-- Information follows --
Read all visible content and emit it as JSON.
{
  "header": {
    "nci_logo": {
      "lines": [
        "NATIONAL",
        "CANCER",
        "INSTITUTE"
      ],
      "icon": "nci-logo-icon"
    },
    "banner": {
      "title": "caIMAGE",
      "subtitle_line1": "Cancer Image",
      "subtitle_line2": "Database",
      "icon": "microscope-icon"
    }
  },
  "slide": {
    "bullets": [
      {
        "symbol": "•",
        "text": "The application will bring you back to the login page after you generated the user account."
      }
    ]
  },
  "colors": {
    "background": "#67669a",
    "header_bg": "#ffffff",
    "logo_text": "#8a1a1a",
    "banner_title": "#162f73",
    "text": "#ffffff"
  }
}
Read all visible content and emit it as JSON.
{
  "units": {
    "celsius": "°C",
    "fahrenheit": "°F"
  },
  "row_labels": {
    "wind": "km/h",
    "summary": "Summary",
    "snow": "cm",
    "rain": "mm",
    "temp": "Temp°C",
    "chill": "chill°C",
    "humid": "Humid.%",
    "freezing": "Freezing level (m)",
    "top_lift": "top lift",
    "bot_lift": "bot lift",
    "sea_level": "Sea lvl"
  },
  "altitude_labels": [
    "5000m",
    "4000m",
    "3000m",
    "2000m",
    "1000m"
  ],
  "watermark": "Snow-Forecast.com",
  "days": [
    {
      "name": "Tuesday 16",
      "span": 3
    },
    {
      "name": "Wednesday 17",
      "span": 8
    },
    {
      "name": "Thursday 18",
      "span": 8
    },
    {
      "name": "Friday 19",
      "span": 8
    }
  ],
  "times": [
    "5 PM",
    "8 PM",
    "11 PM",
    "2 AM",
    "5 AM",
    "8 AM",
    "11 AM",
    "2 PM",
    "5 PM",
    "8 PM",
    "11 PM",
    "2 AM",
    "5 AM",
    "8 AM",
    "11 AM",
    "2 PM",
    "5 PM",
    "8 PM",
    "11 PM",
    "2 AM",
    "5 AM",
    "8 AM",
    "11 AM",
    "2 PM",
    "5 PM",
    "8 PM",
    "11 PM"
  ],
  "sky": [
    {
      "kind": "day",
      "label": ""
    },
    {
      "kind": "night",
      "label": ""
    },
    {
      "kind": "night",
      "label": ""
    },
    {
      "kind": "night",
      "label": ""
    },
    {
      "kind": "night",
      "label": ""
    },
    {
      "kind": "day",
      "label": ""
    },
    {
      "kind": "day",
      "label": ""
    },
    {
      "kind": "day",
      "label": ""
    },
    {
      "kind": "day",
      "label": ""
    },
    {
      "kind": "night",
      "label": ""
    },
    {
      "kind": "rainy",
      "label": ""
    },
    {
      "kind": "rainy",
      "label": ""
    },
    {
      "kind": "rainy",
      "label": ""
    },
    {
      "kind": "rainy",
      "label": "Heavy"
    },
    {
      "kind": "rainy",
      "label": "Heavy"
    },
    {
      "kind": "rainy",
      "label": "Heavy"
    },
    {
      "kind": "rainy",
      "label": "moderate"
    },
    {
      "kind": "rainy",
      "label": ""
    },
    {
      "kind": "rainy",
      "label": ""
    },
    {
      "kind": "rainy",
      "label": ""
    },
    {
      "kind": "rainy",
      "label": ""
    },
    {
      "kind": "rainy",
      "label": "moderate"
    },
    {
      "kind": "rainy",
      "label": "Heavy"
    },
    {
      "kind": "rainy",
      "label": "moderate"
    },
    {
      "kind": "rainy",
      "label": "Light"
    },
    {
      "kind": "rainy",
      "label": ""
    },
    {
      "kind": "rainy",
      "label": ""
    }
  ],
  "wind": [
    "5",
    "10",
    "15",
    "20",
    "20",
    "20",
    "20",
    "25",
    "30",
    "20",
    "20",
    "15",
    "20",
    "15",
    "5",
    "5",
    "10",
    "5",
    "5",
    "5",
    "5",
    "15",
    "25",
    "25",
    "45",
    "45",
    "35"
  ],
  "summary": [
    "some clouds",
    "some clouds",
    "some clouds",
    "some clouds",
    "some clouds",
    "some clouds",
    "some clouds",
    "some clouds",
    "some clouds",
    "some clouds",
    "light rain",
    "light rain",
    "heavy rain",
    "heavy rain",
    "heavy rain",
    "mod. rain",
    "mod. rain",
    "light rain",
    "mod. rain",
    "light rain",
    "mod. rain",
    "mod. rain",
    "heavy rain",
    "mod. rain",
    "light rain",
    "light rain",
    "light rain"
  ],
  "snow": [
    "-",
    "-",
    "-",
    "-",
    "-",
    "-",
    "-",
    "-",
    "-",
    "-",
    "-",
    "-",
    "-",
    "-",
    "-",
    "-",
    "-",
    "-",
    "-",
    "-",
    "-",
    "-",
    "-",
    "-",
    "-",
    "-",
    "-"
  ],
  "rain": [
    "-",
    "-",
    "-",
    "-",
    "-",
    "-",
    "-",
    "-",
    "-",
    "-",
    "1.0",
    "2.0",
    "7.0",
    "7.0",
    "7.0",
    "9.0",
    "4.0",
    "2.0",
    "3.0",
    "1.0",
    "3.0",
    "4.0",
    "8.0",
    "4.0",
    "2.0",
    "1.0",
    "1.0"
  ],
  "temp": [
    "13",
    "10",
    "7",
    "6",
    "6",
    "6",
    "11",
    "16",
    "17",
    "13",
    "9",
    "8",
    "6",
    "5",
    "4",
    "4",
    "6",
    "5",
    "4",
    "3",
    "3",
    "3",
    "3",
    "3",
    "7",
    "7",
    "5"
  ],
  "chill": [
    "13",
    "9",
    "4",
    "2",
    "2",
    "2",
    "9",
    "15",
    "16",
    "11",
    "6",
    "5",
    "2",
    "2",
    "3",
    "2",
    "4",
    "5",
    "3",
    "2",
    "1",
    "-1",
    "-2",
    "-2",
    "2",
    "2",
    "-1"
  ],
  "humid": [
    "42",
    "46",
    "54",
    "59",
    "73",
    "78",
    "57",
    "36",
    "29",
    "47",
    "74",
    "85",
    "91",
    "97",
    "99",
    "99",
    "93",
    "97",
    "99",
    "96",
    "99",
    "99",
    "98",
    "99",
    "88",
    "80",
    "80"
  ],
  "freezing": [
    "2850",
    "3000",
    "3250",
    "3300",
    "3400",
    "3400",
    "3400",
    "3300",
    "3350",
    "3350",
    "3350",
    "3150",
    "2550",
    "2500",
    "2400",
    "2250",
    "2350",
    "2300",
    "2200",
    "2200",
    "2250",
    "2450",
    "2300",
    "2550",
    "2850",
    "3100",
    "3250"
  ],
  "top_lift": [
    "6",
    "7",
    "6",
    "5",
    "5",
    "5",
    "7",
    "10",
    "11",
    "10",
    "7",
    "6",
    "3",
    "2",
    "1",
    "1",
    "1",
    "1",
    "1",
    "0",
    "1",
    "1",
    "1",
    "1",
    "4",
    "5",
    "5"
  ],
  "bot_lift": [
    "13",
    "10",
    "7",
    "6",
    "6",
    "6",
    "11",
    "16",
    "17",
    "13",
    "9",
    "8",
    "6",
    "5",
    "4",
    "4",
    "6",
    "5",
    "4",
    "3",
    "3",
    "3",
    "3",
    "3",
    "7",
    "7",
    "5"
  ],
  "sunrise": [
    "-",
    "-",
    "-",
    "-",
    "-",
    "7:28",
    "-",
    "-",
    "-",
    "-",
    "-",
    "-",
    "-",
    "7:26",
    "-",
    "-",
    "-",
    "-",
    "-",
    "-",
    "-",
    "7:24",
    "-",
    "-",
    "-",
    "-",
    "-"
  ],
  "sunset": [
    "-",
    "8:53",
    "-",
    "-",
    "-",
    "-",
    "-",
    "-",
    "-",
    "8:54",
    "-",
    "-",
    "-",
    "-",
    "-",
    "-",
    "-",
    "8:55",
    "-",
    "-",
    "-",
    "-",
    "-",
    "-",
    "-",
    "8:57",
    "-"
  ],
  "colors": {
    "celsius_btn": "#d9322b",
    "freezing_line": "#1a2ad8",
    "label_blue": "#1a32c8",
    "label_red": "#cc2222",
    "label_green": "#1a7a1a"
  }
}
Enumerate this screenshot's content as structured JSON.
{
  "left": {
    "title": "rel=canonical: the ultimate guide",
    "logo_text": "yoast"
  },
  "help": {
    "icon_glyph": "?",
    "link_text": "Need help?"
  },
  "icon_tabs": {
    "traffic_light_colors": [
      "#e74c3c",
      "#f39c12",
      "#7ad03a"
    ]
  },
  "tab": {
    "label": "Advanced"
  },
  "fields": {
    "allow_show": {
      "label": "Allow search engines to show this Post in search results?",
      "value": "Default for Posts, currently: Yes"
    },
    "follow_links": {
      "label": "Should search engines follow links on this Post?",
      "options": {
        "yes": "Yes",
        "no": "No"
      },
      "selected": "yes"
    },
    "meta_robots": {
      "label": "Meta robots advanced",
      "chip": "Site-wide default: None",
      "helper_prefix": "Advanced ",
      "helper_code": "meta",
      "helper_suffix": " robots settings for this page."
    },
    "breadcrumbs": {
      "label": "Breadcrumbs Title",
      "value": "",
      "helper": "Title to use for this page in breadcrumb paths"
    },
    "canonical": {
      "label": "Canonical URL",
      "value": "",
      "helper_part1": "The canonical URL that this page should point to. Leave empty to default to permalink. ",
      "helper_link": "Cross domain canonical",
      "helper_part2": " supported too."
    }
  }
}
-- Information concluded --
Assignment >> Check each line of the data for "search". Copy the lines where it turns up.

Answer to the problem >>
      "label": "Allow search engines to show this Post in search results?",
      "label": "Should search engines follow links on this Post?",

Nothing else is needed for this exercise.